ASSIGNED TASK:
Some lines in the entries contain the word "Type". Copy all of them.

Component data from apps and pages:

____

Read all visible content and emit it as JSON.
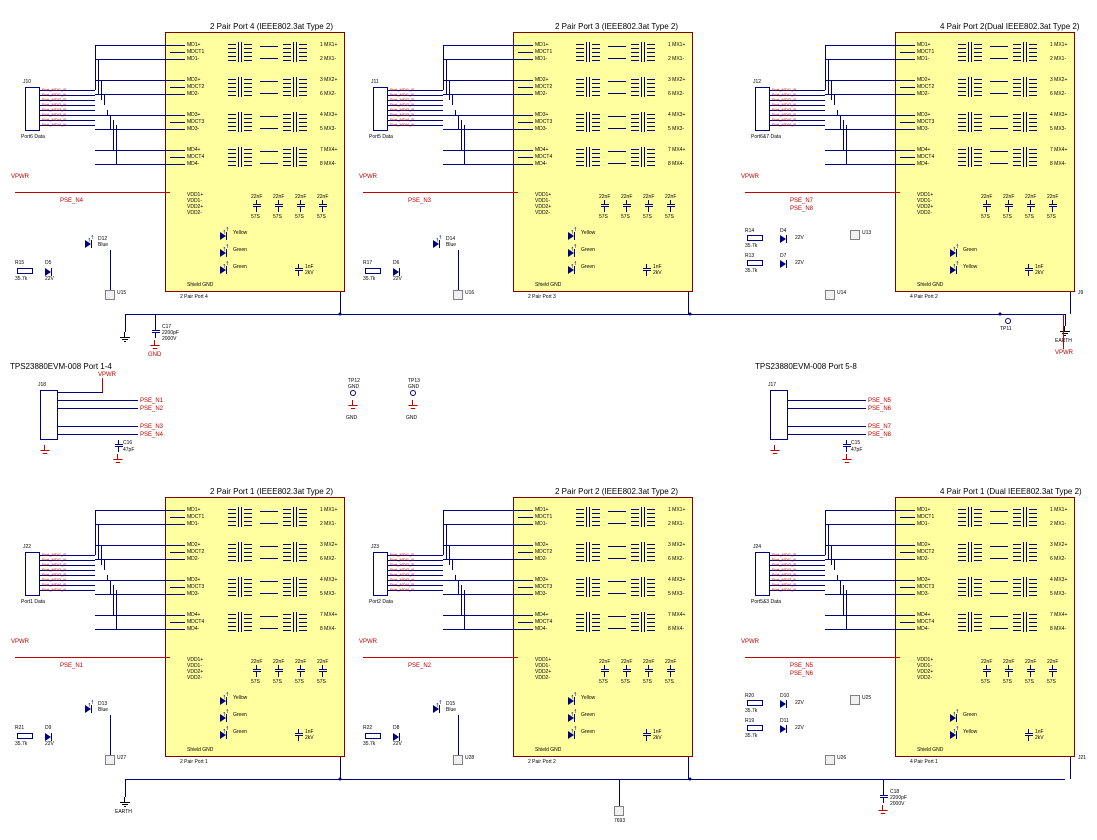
{
  "blocks": {
    "top_left": {
      "title": "2 Pair Port 4 (IEEE802.3at Type 2)",
      "sub": "2 Pair Port 4",
      "conn_ref": "J10",
      "conn_label": "Port6 Data"
    },
    "top_mid": {
      "title": "2 Pair Port 3 (IEEE802.3at Type 2)",
      "sub": "2 Pair Port 3",
      "conn_ref": "J11",
      "conn_label": "Port5 Data"
    },
    "top_right": {
      "title": "4 Pair Port 2(Dual IEEE802.3at Type 2)",
      "sub": "4 Pair Port 2",
      "conn_ref": "J12",
      "conn_label": "Port6&7 Data"
    },
    "bot_left": {
      "title": "2 Pair Port 1 (IEEE802.3at Type 2)",
      "sub": "2 Pair Port 1",
      "conn_ref": "J22",
      "conn_label": "Port1 Data"
    },
    "bot_mid": {
      "title": "2 Pair Port 2 (IEEE802.3at Type 2)",
      "sub": "2 Pair Port 2",
      "conn_ref": "J23",
      "conn_label": "Port2 Data"
    },
    "bot_right": {
      "title": "4 Pair Port 1 (Dual IEEE802.3at Type 2)",
      "sub": "4 Pair Port 1",
      "conn_ref": "J24",
      "conn_label": "Port5&3 Data"
    }
  },
  "mid_connectors": {
    "left": {
      "title": "TPS23880EVM-008 Port 1-4",
      "ref": "J18"
    },
    "right": {
      "title": "TPS23880EVM-008 Port 5-8",
      "ref": "J17"
    }
  },
  "testpoints": {
    "tp11": "TP11",
    "tp12": "TP12\nGND",
    "tp13": "TP13\nGND"
  },
  "power": {
    "vpwr": "VPWR",
    "gnd": "GND",
    "earth": "EARTH"
  },
  "nets": {
    "pse_n1": "PSE_N1",
    "pse_n2": "PSE_N2",
    "pse_n3": "PSE_N3",
    "pse_n4": "PSE_N4",
    "pse_n5": "PSE_N5",
    "pse_n6": "PSE_N6",
    "pse_n7": "PSE_N7",
    "pse_n8": "PSE_N8"
  },
  "components": {
    "cap_main_top": {
      "ref": "C17",
      "val1": "2200pF",
      "val2": "2000V"
    },
    "cap_main_bot": {
      "ref": "C18",
      "val1": "2200pF",
      "val2": "2000V"
    },
    "cap_mid_right": {
      "ref": "C15",
      "val": "47pF"
    },
    "cap_mid_left": {
      "ref": "C16",
      "val": "47pF"
    },
    "cap_block": {
      "val1": "22nF",
      "val2": "1nF\n2kV"
    },
    "res_term": "57S",
    "res_pd": "35.7k",
    "zener": "22V",
    "bead": "7693",
    "leds": {
      "blue": "Blue",
      "yellow": "Yellow",
      "green": "Green"
    },
    "refs_top_left": {
      "r_pd": "R15",
      "d_z": "D5",
      "led_b": "D12",
      "bead": "U15"
    },
    "refs_top_mid": {
      "r_pd": "R17",
      "d_z": "D6",
      "led_b": "D14",
      "bead": "U16"
    },
    "refs_top_right": {
      "r1": "R14",
      "r2": "R13",
      "d1": "D4",
      "d2": "D7",
      "bead1": "U13",
      "bead2": "U14"
    },
    "refs_bot_left": {
      "r_pd": "R21",
      "d_z": "D9",
      "led_b": "D13",
      "bead": "U27"
    },
    "refs_bot_mid": {
      "r_pd": "R22",
      "d_z": "D8",
      "led_b": "D15",
      "bead": "U28"
    },
    "refs_bot_right": {
      "r1": "R20",
      "r2": "R19",
      "d1": "D10",
      "d2": "D11",
      "bead1": "U25",
      "bead2": "U26"
    }
  },
  "pins": {
    "mx": [
      "1 MX1+",
      "2 MX1-",
      "3 MX2+",
      "6 MX2-",
      "4 MX3+",
      "5 MX3-",
      "7 MX4+",
      "8 MX4-"
    ],
    "md": [
      "MD1+",
      "MD1-",
      "MDCT1",
      "MD2+",
      "MD2-",
      "MDCT2",
      "MD3+",
      "MD3-",
      "MDCT3",
      "MD4+",
      "MD4-",
      "MDCT4"
    ],
    "vdd": [
      "VDD1+",
      "VDD1-",
      "VDD2+",
      "VDD2-"
    ],
    "shield": "Shield GND"
  },
  "data_bus": {
    "labels": [
      "Port_MDI1_P",
      "Port_MDI1_N",
      "Port_MDI2_P",
      "Port_MDI2_N",
      "Port_MDI3_P",
      "Port_MDI3_N",
      "Port_MDI4_P",
      "Port_MDI4_N"
    ]
  },
  "rj45_refs": {
    "top_right": "J9",
    "bot_right": "J21"
  }
}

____

ANSWER TO THE EXERCISE:
      "title": "2 Pair Port 4 (IEEE802.3at Type 2)",
      "title": "2 Pair Port 3 (IEEE802.3at Type 2)",
      "title": "4 Pair Port 2(Dual IEEE802.3at Type 2)",
      "title": "2 Pair Port 1 (IEEE802.3at Type 2)",
      "title": "2 Pair Port 2 (IEEE802.3at Type 2)",
      "title": "4 Pair Port 1 (Dual IEEE802.3at Type 2)",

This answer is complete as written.